[Material for the task]
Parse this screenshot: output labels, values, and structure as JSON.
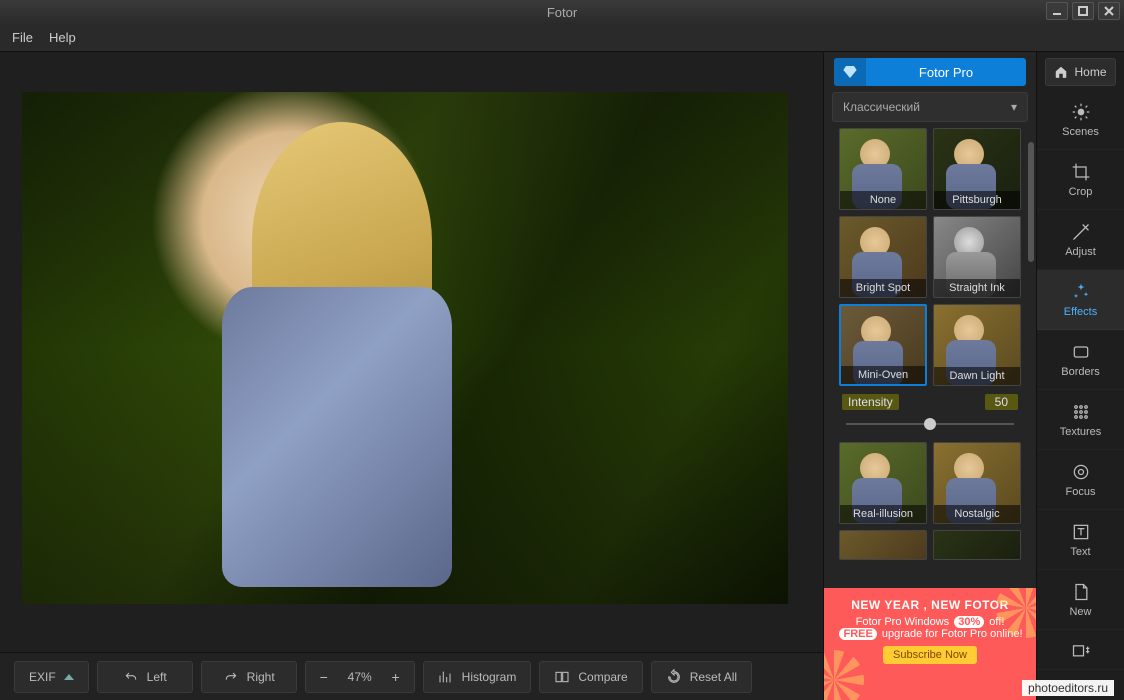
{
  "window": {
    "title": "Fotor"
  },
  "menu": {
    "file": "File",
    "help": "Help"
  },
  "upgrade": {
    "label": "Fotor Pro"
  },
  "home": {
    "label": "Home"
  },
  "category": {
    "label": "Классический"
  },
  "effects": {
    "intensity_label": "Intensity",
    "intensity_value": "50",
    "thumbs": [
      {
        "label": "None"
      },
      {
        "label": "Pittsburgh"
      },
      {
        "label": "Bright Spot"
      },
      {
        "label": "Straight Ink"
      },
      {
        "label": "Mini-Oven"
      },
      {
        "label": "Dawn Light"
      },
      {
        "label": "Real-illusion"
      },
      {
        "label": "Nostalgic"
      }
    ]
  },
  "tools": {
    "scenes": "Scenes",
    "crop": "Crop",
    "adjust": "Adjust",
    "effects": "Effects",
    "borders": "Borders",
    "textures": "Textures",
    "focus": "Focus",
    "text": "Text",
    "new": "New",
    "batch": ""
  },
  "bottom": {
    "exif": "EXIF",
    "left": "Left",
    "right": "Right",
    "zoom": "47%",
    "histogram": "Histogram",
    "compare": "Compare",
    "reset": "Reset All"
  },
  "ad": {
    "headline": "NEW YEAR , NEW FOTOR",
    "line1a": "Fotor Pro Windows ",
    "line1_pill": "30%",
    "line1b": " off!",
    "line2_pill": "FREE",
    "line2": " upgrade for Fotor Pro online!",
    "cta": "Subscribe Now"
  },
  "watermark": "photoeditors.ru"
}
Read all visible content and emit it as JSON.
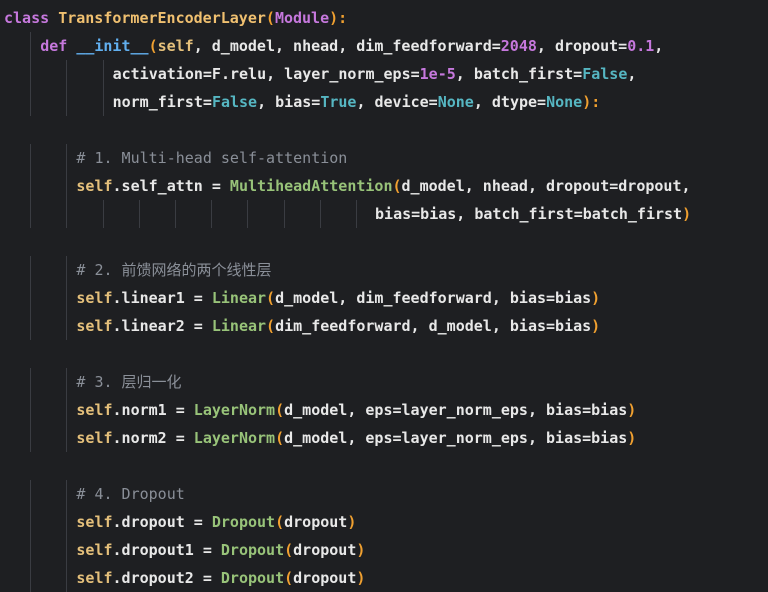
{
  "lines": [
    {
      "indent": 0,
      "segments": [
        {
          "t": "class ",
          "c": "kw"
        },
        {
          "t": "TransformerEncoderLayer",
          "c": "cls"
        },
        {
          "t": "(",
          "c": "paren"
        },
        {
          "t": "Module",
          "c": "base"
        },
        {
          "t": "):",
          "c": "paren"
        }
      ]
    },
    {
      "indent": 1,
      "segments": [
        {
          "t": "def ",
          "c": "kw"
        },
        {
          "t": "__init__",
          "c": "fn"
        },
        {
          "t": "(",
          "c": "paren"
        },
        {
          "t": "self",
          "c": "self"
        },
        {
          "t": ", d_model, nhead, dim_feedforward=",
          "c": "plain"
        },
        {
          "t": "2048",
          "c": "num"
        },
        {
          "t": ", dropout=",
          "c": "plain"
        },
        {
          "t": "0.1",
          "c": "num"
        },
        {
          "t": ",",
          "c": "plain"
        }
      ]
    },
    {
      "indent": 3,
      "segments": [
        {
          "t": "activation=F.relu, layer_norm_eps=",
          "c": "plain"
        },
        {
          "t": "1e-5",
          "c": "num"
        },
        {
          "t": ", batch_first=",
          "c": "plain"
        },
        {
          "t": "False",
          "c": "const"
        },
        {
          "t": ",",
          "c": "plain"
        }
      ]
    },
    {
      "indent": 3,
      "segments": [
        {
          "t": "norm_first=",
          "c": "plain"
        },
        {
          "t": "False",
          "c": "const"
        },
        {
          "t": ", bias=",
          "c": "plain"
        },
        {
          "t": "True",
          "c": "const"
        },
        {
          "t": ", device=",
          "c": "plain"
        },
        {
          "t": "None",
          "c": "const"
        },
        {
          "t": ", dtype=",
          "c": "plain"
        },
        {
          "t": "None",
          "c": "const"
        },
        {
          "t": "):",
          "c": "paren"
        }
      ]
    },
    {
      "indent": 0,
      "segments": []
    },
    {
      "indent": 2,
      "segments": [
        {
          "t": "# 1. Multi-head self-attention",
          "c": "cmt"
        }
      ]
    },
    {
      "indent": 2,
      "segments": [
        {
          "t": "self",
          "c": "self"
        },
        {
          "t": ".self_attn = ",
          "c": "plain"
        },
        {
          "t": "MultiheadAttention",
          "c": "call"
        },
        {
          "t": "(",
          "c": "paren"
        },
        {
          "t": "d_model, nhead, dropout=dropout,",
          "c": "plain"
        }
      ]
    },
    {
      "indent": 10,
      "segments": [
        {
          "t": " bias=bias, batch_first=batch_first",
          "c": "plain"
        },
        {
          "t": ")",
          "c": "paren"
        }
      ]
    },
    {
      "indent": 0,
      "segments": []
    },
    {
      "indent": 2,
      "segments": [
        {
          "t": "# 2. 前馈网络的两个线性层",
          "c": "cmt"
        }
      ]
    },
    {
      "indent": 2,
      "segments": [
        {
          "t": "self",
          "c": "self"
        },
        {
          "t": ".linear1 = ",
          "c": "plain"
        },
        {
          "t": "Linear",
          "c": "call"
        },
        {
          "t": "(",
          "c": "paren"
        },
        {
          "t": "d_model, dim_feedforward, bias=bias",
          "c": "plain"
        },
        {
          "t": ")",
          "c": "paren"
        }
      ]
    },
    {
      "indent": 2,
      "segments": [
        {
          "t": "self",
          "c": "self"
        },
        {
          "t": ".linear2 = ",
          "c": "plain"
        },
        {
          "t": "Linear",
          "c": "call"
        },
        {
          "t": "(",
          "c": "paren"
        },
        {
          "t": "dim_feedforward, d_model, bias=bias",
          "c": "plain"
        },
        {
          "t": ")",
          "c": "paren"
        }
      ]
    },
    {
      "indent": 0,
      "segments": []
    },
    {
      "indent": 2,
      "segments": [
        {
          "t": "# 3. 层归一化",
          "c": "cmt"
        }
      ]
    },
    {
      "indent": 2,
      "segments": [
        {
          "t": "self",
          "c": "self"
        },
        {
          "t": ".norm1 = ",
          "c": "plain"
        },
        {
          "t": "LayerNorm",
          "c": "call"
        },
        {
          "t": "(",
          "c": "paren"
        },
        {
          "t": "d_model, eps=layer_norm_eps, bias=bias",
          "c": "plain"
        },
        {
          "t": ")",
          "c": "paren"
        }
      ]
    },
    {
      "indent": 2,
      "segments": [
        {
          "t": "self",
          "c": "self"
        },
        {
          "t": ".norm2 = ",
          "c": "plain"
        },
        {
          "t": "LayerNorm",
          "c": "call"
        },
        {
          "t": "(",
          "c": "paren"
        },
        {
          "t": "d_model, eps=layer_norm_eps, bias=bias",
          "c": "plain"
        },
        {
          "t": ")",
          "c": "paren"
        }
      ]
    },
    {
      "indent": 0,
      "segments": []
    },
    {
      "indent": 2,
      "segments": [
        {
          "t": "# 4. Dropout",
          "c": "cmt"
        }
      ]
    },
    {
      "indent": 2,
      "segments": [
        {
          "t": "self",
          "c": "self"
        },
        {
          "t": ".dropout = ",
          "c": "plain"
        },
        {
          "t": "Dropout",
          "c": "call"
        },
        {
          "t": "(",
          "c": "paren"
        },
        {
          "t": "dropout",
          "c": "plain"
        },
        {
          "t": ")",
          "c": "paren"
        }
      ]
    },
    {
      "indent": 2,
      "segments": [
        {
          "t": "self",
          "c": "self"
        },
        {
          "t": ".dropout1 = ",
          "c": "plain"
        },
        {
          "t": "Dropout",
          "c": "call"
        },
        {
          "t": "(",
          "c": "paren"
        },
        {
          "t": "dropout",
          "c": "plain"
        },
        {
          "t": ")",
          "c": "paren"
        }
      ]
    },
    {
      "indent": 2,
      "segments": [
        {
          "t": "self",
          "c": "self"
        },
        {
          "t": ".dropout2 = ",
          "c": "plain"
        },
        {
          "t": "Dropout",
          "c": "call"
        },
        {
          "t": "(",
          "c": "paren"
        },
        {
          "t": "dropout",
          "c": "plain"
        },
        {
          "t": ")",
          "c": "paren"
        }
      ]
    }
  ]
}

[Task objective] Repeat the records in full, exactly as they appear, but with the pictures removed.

[Answer to the problem]
Parse this screenshot: output labels, values, and structure as JSON.
{
  "window": {
    "title": "Fotor"
  },
  "menu": {
    "file": "File",
    "help": "Help"
  },
  "upgrade": {
    "label": "Fotor Pro"
  },
  "home": {
    "label": "Home"
  },
  "category": {
    "label": "Классический"
  },
  "effects": {
    "intensity_label": "Intensity",
    "intensity_value": "50",
    "thumbs": [
      {
        "label": "None"
      },
      {
        "label": "Pittsburgh"
      },
      {
        "label": "Bright Spot"
      },
      {
        "label": "Straight Ink"
      },
      {
        "label": "Mini-Oven"
      },
      {
        "label": "Dawn Light"
      },
      {
        "label": "Real-illusion"
      },
      {
        "label": "Nostalgic"
      }
    ]
  },
  "tools": {
    "scenes": "Scenes",
    "crop": "Crop",
    "adjust": "Adjust",
    "effects": "Effects",
    "borders": "Borders",
    "textures": "Textures",
    "focus": "Focus",
    "text": "Text",
    "new": "New",
    "batch": ""
  },
  "bottom": {
    "exif": "EXIF",
    "left": "Left",
    "right": "Right",
    "zoom": "47%",
    "histogram": "Histogram",
    "compare": "Compare",
    "reset": "Reset All"
  },
  "ad": {
    "headline": "NEW YEAR , NEW FOTOR",
    "line1a": "Fotor Pro Windows ",
    "line1_pill": "30%",
    "line1b": " off!",
    "line2_pill": "FREE",
    "line2": " upgrade for Fotor Pro online!",
    "cta": "Subscribe Now"
  },
  "watermark": "photoeditors.ru"
}
Read all visible content and emit it as JSON.
{
  "lines": [
    {
      "indent": 0,
      "segments": [
        {
          "t": "class ",
          "c": "kw"
        },
        {
          "t": "TransformerEncoderLayer",
          "c": "cls"
        },
        {
          "t": "(",
          "c": "paren"
        },
        {
          "t": "Module",
          "c": "base"
        },
        {
          "t": "):",
          "c": "paren"
        }
      ]
    },
    {
      "indent": 1,
      "segments": [
        {
          "t": "def ",
          "c": "kw"
        },
        {
          "t": "__init__",
          "c": "fn"
        },
        {
          "t": "(",
          "c": "paren"
        },
        {
          "t": "self",
          "c": "self"
        },
        {
          "t": ", d_model, nhead, dim_feedforward=",
          "c": "plain"
        },
        {
          "t": "2048",
          "c": "num"
        },
        {
          "t": ", dropout=",
          "c": "plain"
        },
        {
          "t": "0.1",
          "c": "num"
        },
        {
          "t": ",",
          "c": "plain"
        }
      ]
    },
    {
      "indent": 3,
      "segments": [
        {
          "t": "activation=F.relu, layer_norm_eps=",
          "c": "plain"
        },
        {
          "t": "1e-5",
          "c": "num"
        },
        {
          "t": ", batch_first=",
          "c": "plain"
        },
        {
          "t": "False",
          "c": "const"
        },
        {
          "t": ",",
          "c": "plain"
        }
      ]
    },
    {
      "indent": 3,
      "segments": [
        {
          "t": "norm_first=",
          "c": "plain"
        },
        {
          "t": "False",
          "c": "const"
        },
        {
          "t": ", bias=",
          "c": "plain"
        },
        {
          "t": "True",
          "c": "const"
        },
        {
          "t": ", device=",
          "c": "plain"
        },
        {
          "t": "None",
          "c": "const"
        },
        {
          "t": ", dtype=",
          "c": "plain"
        },
        {
          "t": "None",
          "c": "const"
        },
        {
          "t": "):",
          "c": "paren"
        }
      ]
    },
    {
      "indent": 0,
      "segments": []
    },
    {
      "indent": 2,
      "segments": [
        {
          "t": "# 1. Multi-head self-attention",
          "c": "cmt"
        }
      ]
    },
    {
      "indent": 2,
      "segments": [
        {
          "t": "self",
          "c": "self"
        },
        {
          "t": ".self_attn = ",
          "c": "plain"
        },
        {
          "t": "MultiheadAttention",
          "c": "call"
        },
        {
          "t": "(",
          "c": "paren"
        },
        {
          "t": "d_model, nhead, dropout=dropout,",
          "c": "plain"
        }
      ]
    },
    {
      "indent": 10,
      "segments": [
        {
          "t": " bias=bias, batch_first=batch_first",
          "c": "plain"
        },
        {
          "t": ")",
          "c": "paren"
        }
      ]
    },
    {
      "indent": 0,
      "segments": []
    },
    {
      "indent": 2,
      "segments": [
        {
          "t": "# 2. 前馈网络的两个线性层",
          "c": "cmt"
        }
      ]
    },
    {
      "indent": 2,
      "segments": [
        {
          "t": "self",
          "c": "self"
        },
        {
          "t": ".linear1 = ",
          "c": "plain"
        },
        {
          "t": "Linear",
          "c": "call"
        },
        {
          "t": "(",
          "c": "paren"
        },
        {
          "t": "d_model, dim_feedforward, bias=bias",
          "c": "plain"
        },
        {
          "t": ")",
          "c": "paren"
        }
      ]
    },
    {
      "indent": 2,
      "segments": [
        {
          "t": "self",
          "c": "self"
        },
        {
          "t": ".linear2 = ",
          "c": "plain"
        },
        {
          "t": "Linear",
          "c": "call"
        },
        {
          "t": "(",
          "c": "paren"
        },
        {
          "t": "dim_feedforward, d_model, bias=bias",
          "c": "plain"
        },
        {
          "t": ")",
          "c": "paren"
        }
      ]
    },
    {
      "indent": 0,
      "segments": []
    },
    {
      "indent": 2,
      "segments": [
        {
          "t": "# 3. 层归一化",
          "c": "cmt"
        }
      ]
    },
    {
      "indent": 2,
      "segments": [
        {
          "t": "self",
          "c": "self"
        },
        {
          "t": ".norm1 = ",
          "c": "plain"
        },
        {
          "t": "LayerNorm",
          "c": "call"
        },
        {
          "t": "(",
          "c": "paren"
        },
        {
          "t": "d_model, eps=layer_norm_eps, bias=bias",
          "c": "plain"
        },
        {
          "t": ")",
          "c": "paren"
        }
      ]
    },
    {
      "indent": 2,
      "segments": [
        {
          "t": "self",
          "c": "self"
        },
        {
          "t": ".norm2 = ",
          "c": "plain"
        },
        {
          "t": "LayerNorm",
          "c": "call"
        },
        {
          "t": "(",
          "c": "paren"
        },
        {
          "t": "d_model, eps=layer_norm_eps, bias=bias",
          "c": "plain"
        },
        {
          "t": ")",
          "c": "paren"
        }
      ]
    },
    {
      "indent": 0,
      "segments": []
    },
    {
      "indent": 2,
      "segments": [
        {
          "t": "# 4. Dropout",
          "c": "cmt"
        }
      ]
    },
    {
      "indent": 2,
      "segments": [
        {
          "t": "self",
          "c": "self"
        },
        {
          "t": ".dropout = ",
          "c": "plain"
        },
        {
          "t": "Dropout",
          "c": "call"
        },
        {
          "t": "(",
          "c": "paren"
        },
        {
          "t": "dropout",
          "c": "plain"
        },
        {
          "t": ")",
          "c": "paren"
        }
      ]
    },
    {
      "indent": 2,
      "segments": [
        {
          "t": "self",
          "c": "self"
        },
        {
          "t": ".dropout1 = ",
          "c": "plain"
        },
        {
          "t": "Dropout",
          "c": "call"
        },
        {
          "t": "(",
          "c": "paren"
        },
        {
          "t": "dropout",
          "c": "plain"
        },
        {
          "t": ")",
          "c": "paren"
        }
      ]
    },
    {
      "indent": 2,
      "segments": [
        {
          "t": "self",
          "c": "self"
        },
        {
          "t": ".dropout2 = ",
          "c": "plain"
        },
        {
          "t": "Dropout",
          "c": "call"
        },
        {
          "t": "(",
          "c": "paren"
        },
        {
          "t": "dropout",
          "c": "plain"
        },
        {
          "t": ")",
          "c": "paren"
        }
      ]
    }
  ]
}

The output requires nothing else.